Approx time 0:50
3. South Crater to Red Crater
The wide open expanse of South Crater is ringed by ruggedly beautiful terrain. Engage the panorama function of your camera for some surreal 360 degree images. Enjoy the easy, flat terrain of this section of the crossing because you are about to start the last major climb of the day, about 250 metres of vertical ascent up an exposed ridgeline covered in loose soil and scoria. An optional diversion towards Mt Tongariro is an option - otherwise follow the well-beaten path towards Red Crater.
Approx time 1:00
4. Red Crater to Blue Lake
Probably the most memorable part of the entire crossing with scenery that will remain with you a lifetime. Remarkable views across the Oturere Vallery, Rangipo desert and Kaimanawas are a precursor to the phenomenal Red Crater, a cavernous volcanic hole awash with the raw colour of minerals and rock. A steep descent on loose scoria can prove a little dangerous so take care with your footing on this section of the hike as you head downhill - but not before taking in some of the most spectacular views of the entire walk - overlooking Blue Lake and the Emeral lakes below. These lakes remain frozen until thawing in November so if you want the quintessential photos of these cobalt-blue lakes then wait until December to make your crossing.
Geothermal activity forcing its way to the earth's surface as steam vents provides a surreal feeling to this unique place; the acidic waters of the lakes irridescent in blue and green as the minerals leached from the surrounding rock colour the water.
Walk across Central Crater then it's a gentle climb to overlook the Blue Lake from closer proximity. This is the last real uphill excursion.
Approx time 0:30
5. Blue Lake to Ketetahi Hut and Carpark
A short climb to the top of the North Crater gives way to a zig-zag path through arid terrain and then tussock and after passing the Ketetahi hut (and toilets if needed!) you are finally into cooling native bush. Steep in parts and predominantly downhill, the flora changes from arid-alpine with a few mountain daisies to tussock and scrub into native bush. Keep an eye out for the loaf-crusted like volcanic rocks that have been ejected during eruptions. The Mangatetipua Stream is crossed and a 'lahar' area is to be transited with minimum delay - there is nothing like 4 million tons of silt, rock and dirt travelling downhill like a freight train to ruin your day. The damage from the fairly recent eruption is still evident at the Ketetahi Hut as you peer in from the boarded up remains of what used to be windows. The welcome site of the Ketetahi carpark marks the end of a great day out.

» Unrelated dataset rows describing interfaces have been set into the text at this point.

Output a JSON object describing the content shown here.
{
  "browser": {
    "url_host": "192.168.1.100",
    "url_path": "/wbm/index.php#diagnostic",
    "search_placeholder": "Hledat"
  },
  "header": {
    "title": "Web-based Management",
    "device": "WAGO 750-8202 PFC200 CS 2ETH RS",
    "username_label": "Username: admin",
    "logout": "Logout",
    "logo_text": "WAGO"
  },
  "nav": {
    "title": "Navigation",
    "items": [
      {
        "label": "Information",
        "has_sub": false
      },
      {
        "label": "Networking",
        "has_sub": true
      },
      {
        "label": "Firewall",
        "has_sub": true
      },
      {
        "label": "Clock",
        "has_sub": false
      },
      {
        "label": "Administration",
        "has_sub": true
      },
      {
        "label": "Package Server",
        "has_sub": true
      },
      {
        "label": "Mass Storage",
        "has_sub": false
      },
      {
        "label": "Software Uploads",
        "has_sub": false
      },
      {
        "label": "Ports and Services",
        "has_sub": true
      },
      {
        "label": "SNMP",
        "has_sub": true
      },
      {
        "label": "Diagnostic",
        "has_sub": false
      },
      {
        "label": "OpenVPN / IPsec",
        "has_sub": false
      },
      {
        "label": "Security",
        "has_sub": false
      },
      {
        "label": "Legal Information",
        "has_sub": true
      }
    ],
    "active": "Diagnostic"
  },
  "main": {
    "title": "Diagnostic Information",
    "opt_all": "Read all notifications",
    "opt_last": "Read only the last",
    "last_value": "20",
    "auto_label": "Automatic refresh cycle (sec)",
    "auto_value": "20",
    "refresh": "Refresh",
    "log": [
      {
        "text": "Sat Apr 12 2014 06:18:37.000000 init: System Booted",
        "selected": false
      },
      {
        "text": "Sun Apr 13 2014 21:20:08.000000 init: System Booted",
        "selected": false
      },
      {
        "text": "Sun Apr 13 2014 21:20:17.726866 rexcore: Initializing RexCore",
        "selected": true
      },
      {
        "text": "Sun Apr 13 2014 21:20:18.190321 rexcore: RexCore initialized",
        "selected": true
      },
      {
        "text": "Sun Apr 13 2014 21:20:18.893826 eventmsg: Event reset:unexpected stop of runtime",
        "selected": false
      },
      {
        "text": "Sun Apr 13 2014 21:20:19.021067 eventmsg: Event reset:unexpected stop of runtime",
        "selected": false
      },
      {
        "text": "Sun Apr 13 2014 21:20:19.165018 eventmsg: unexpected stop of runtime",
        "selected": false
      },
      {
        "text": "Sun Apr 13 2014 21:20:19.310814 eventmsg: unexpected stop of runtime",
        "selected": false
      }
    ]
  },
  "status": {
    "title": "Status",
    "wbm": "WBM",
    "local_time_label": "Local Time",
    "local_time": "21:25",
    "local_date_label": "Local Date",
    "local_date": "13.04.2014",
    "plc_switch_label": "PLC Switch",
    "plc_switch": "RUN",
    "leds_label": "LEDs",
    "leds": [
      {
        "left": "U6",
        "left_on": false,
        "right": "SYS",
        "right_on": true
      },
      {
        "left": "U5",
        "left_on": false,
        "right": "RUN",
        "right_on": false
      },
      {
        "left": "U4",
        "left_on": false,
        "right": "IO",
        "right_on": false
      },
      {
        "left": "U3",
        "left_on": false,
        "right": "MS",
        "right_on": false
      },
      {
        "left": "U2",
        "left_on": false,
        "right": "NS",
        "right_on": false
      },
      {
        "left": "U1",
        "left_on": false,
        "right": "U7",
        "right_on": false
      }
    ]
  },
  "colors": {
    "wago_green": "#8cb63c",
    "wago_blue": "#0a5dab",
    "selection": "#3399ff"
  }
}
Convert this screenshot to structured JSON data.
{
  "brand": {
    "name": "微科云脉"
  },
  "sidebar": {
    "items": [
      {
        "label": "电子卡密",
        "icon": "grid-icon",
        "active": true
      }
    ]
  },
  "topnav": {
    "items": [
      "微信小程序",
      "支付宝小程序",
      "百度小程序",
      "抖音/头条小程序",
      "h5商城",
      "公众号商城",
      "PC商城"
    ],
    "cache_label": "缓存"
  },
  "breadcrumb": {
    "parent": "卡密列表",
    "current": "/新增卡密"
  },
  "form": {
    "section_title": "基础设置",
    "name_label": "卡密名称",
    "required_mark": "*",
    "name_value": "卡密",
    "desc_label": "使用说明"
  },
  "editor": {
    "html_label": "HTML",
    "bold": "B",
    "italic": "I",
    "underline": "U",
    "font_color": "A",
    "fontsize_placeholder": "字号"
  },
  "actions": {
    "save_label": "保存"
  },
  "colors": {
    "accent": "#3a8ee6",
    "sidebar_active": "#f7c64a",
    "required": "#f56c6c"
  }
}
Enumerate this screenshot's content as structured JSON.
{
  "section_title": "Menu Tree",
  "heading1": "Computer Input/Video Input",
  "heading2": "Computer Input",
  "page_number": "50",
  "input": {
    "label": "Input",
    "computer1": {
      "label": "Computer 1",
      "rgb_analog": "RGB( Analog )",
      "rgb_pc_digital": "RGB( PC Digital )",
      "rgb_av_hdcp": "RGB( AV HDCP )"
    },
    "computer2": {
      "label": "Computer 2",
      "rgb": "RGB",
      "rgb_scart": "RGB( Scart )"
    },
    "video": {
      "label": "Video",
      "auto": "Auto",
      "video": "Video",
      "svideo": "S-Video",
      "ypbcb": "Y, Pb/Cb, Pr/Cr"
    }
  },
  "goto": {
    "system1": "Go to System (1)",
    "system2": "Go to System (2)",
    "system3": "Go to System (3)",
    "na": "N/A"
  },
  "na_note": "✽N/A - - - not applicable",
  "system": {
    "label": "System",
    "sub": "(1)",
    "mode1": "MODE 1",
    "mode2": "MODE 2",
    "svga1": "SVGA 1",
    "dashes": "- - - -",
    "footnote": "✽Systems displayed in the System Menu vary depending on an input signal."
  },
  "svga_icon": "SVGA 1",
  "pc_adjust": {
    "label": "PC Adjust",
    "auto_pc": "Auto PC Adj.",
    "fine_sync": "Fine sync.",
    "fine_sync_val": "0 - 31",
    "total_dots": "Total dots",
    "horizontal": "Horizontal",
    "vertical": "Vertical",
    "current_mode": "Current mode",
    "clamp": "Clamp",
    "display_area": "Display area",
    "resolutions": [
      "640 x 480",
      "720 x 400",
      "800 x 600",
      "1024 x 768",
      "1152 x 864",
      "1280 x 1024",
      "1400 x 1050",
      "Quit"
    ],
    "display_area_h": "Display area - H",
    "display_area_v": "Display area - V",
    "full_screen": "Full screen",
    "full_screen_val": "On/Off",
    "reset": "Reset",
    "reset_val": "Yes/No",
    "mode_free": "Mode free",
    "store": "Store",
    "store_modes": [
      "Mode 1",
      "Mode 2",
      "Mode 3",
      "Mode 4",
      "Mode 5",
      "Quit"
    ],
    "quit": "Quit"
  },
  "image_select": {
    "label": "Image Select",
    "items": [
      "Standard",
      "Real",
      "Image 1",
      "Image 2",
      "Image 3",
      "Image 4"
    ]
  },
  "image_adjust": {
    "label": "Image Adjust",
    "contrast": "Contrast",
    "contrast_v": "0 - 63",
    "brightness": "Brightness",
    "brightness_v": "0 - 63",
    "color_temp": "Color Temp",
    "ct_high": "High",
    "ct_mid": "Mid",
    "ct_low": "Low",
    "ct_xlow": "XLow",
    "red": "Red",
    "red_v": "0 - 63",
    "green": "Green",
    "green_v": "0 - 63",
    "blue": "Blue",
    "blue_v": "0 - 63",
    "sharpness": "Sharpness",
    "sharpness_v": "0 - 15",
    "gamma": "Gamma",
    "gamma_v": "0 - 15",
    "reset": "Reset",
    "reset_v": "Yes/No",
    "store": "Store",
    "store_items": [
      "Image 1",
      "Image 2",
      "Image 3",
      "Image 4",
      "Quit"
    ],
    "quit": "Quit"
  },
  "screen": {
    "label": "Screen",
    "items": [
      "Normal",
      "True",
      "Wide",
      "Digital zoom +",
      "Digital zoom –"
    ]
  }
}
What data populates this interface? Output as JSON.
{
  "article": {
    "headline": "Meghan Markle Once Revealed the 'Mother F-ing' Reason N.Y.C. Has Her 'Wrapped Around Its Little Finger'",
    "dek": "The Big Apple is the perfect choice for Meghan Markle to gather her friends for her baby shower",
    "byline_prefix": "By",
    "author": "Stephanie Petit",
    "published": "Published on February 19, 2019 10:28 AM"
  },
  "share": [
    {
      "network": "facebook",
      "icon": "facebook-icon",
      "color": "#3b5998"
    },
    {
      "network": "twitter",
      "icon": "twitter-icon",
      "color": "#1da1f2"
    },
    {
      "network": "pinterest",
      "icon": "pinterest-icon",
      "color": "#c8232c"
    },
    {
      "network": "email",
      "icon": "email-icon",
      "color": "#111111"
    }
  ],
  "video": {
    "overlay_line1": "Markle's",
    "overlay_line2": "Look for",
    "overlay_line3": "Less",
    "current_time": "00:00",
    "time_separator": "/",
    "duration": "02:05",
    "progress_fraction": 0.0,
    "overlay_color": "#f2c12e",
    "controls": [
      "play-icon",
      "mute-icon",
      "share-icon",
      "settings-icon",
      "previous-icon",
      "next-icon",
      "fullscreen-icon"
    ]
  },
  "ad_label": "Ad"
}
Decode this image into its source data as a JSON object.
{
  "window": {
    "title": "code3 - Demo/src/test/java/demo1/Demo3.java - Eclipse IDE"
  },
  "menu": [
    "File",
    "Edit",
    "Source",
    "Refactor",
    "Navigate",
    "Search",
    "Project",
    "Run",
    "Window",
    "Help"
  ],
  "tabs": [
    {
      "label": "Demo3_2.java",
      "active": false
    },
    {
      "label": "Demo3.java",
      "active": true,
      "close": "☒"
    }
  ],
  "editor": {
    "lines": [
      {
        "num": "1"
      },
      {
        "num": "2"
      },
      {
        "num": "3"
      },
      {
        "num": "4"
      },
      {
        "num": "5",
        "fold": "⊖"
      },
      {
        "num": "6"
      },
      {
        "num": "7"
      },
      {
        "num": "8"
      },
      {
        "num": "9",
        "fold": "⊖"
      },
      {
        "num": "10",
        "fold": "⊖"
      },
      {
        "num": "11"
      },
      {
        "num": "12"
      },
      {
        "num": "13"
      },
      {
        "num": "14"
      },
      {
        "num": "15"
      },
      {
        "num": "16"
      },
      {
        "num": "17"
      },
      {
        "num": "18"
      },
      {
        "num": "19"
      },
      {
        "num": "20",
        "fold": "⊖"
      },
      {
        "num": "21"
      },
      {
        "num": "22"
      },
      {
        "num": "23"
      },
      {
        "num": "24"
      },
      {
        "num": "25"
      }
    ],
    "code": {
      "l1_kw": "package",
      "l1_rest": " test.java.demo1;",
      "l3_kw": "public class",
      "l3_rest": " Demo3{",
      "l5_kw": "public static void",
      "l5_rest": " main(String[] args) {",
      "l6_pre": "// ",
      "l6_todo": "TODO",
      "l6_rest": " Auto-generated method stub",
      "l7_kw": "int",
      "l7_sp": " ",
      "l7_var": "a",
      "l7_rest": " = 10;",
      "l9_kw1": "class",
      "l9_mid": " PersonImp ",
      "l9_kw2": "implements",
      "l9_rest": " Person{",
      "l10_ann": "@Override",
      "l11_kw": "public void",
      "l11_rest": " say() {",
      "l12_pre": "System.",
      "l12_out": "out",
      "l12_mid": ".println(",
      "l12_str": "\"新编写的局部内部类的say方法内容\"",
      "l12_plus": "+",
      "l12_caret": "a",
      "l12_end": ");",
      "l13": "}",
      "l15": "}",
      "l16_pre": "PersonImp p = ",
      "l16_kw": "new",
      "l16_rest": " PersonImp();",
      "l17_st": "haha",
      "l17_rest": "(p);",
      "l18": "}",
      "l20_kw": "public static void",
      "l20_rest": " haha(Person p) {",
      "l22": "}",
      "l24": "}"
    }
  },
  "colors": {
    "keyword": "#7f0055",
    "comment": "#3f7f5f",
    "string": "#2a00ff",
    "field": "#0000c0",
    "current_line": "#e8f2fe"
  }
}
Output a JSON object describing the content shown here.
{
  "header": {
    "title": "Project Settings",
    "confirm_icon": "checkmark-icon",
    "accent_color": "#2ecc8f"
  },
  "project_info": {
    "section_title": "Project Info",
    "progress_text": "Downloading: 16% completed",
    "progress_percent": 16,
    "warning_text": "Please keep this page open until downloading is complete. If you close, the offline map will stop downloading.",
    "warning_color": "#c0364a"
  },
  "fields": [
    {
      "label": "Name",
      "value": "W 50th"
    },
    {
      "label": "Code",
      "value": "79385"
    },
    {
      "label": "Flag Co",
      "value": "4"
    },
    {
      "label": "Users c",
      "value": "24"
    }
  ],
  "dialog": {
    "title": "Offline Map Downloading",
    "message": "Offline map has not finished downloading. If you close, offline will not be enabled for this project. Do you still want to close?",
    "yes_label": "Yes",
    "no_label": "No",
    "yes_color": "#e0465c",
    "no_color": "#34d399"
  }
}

Approx time 3:00
If you have any feedback on this webpage or would like to ask us a question, please don't hesitate to contact us at Riverside Apartment.